It's quick and simple (more details can be read in this infographic), which is all thanks to the innovative technology working in the background.
A key partner in the project was Flomio, a Miami-based startup which develops proximity ID tech. The company's CMO, Daniel Berkowitz, told T3 this is a breakthrough way to handle cashless transactions, with no other companies capable of doing it.
Previously, every point of sale (the clothing) would require a separate terminal to process the transaction (in this case, an iPad). But Flomio has managed to link all the payment tags to one terminal. This makes it more viable for companies, both in terms of space andinvestment cost.
The tags were designed to fit in with the show's floral, 70's aesthetic. They're purposefully large so the crowd can see what's going on, but there's also a second generation knocking around, which is smaller and more suitable for shops.
Time to take my seat. I was positioned just behind the VIPs, which included Nick Grimshaw, Daisy Lowe, Poppy Delevingne and Alexa Chung.
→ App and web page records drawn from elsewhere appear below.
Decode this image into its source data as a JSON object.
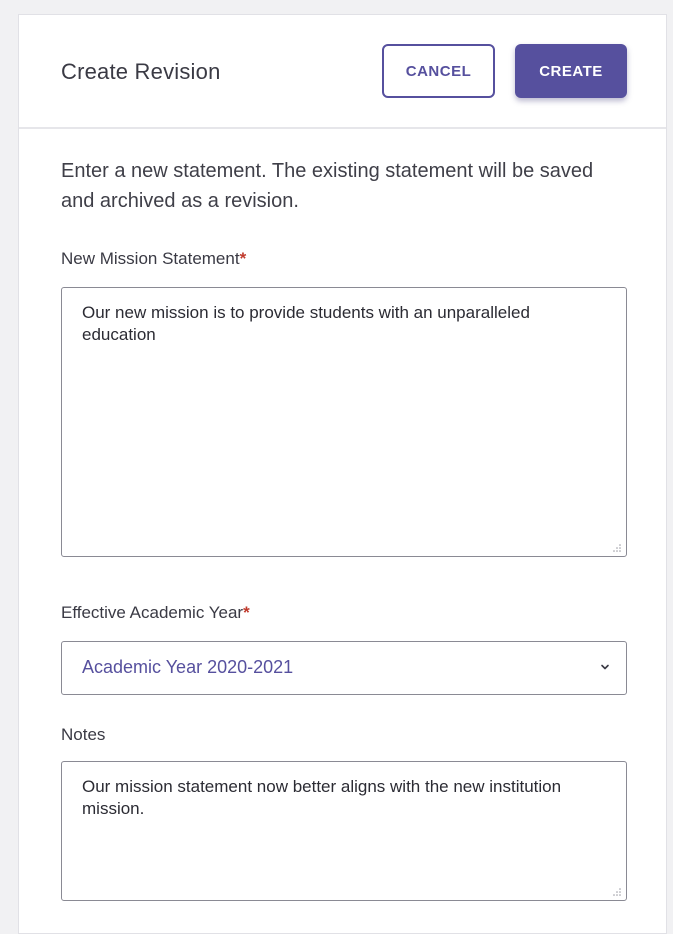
{
  "header": {
    "title": "Create Revision",
    "cancel_label": "CANCEL",
    "create_label": "CREATE"
  },
  "intro_text": "Enter a new statement. The existing statement will be saved and archived as a revision.",
  "mission": {
    "label": "New Mission Statement",
    "required_mark": "*",
    "value": "Our new mission is to provide students with an unparalleled education"
  },
  "academic_year": {
    "label": "Effective Academic Year",
    "required_mark": "*",
    "selected": "Academic Year 2020-2021",
    "icon": "chevron-down-icon"
  },
  "notes": {
    "label": "Notes",
    "value": "Our  mission statement now better aligns with the new institution mission."
  },
  "colors": {
    "accent": "#56509e",
    "required": "#c0392b",
    "text": "#3a3a44"
  }
}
Although I was separated by a barrier, to stop me from going crazy and asking for an autograph on my forehead.
I was sat next a man dress all in black, he seemed very important, mainly because he had an assistant which he'd occasionally turn around and talk to. I've tried to Google who he was, but I can't find him anywhere.
The show started with a performance from Lady Leshuur, with a song about brushing your teeth. Very catchy.
The fashion show went off without a hitch, no models fell over, and the clothes looked good. The range paid homage to "the hallucinatory grotesque interiors of the 1998 cult film” Fear and Loathing in Las Vegas. Judging from this, we'd guess patchwork, denim, and feather covered shoes will be in next season.
After the show, which only lasted around 25 minutes, Alexa Chung and Daisy Lowe were invited to walk up and purchase an item of clothing using a House of Holland NFC payment ring.
Everything seemed to go to plan (we have no real way of telling, everything was is still very much a proof of concept), and the items were instantly ready backstage for the celebs to take away.
After two items of clothing were purchased, it was time for Henry Holland to run out and accept his applause. A wave here, a wave there. Then everyone began to run out of the building to the next show. Who said fashion is a fickle business?
Even if you're not into fashion, I'd suggest going to a show, it sounds like a strange recommendation, but it was a great experience and the atmosphere was electric.
We made our way out of venue and the street was lined with paparazzi, I notice one lazily tilt up his camera and without looking into the viewfinder, fire it in my face, flash gun and all.
I stumbled off, dazed, confused, and partially blinded into the night.
Before you ask, yes, I have scoured the internet to see if this photo was used somewhere. And, no, it hasn't been so far.